Problem to work on => In the records that follow, find each line with "category" and pull it out.

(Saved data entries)
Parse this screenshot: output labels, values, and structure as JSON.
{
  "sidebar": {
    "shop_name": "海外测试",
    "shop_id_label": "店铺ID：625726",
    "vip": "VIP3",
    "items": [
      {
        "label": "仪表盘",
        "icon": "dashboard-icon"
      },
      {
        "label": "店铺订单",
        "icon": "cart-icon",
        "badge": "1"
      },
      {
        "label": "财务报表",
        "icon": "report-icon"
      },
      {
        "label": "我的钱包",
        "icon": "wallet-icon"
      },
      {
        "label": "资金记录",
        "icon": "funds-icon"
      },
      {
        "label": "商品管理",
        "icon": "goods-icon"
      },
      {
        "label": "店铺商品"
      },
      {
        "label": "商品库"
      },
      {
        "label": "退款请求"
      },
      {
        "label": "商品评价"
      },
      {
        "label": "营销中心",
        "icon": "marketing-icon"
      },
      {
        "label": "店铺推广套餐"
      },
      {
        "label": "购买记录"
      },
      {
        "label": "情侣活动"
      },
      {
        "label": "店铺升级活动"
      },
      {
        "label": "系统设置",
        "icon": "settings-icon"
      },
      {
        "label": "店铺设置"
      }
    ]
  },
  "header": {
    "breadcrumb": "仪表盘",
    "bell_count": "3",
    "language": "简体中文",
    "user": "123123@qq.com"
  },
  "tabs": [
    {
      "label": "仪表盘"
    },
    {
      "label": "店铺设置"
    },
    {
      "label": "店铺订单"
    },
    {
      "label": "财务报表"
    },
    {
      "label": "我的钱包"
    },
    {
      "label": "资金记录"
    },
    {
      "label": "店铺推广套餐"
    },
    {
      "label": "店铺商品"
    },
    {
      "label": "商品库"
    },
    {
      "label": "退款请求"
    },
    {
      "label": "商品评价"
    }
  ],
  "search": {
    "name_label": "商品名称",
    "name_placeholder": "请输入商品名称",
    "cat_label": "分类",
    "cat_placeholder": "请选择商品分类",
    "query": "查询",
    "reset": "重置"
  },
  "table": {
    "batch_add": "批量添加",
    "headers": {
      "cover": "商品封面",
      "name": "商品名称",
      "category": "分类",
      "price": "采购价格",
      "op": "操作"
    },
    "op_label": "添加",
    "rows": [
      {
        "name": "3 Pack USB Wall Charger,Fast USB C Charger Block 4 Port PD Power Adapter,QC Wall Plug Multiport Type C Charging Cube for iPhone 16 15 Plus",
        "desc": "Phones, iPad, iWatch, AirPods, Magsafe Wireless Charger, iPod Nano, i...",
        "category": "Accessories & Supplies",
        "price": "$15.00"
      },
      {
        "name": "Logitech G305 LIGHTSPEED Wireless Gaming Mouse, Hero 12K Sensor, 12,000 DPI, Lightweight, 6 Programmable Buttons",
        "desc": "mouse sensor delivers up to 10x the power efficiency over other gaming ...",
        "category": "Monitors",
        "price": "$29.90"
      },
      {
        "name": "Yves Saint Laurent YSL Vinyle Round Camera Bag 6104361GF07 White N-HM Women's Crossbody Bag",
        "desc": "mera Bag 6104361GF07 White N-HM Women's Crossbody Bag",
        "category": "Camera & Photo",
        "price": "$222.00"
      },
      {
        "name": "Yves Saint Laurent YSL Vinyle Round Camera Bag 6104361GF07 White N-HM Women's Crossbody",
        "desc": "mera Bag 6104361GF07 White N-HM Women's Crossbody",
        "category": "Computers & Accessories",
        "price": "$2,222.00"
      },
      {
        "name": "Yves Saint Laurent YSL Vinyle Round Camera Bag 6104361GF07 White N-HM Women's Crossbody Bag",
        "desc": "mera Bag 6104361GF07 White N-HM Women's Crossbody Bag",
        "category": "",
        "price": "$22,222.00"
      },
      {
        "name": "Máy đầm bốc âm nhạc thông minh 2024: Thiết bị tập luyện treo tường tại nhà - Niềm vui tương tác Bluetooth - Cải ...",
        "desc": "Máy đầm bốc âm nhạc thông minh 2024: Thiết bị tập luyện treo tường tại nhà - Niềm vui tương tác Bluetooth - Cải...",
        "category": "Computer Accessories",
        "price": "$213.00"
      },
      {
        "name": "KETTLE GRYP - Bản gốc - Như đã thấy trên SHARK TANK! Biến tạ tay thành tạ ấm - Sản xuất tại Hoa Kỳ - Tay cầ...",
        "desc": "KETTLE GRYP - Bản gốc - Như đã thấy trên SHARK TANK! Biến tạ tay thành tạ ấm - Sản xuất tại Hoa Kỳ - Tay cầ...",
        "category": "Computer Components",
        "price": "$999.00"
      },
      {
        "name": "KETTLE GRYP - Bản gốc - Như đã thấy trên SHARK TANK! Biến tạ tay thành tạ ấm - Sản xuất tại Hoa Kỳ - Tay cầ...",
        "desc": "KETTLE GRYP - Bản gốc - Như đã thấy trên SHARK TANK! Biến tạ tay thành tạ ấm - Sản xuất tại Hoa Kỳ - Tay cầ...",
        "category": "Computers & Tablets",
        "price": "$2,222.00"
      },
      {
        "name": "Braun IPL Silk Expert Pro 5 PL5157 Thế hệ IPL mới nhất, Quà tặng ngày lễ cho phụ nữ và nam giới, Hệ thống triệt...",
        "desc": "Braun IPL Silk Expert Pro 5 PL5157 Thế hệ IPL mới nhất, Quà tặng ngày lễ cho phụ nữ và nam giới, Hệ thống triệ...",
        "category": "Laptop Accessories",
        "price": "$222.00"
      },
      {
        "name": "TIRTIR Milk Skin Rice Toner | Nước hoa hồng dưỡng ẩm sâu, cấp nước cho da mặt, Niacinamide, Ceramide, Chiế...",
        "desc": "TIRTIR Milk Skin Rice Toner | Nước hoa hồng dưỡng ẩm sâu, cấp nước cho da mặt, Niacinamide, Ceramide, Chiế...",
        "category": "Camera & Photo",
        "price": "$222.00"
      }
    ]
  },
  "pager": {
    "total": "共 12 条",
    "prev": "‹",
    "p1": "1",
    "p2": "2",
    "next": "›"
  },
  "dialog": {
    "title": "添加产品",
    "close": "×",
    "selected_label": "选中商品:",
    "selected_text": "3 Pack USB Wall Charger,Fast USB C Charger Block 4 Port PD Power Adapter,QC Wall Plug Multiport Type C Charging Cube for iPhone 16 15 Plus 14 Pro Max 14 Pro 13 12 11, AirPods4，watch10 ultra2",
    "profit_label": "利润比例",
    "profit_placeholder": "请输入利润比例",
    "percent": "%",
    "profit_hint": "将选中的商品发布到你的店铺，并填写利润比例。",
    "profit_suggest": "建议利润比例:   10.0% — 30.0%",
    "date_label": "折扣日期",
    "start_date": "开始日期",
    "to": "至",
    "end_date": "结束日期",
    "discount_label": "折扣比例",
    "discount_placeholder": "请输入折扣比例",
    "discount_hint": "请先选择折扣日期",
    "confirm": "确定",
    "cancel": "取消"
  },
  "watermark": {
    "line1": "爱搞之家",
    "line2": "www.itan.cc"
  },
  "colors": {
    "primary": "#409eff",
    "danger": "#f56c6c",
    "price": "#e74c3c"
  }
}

Your response =>
      "category": "分类",
        "category": "Accessories & Supplies",
        "category": "Monitors",
        "category": "Camera & Photo",
        "category": "Computers & Accessories",
        "category": "",
        "category": "Computer Accessories",
        "category": "Computer Components",
        "category": "Computers & Tablets",
        "category": "Laptop Accessories",
        "category": "Camera & Photo",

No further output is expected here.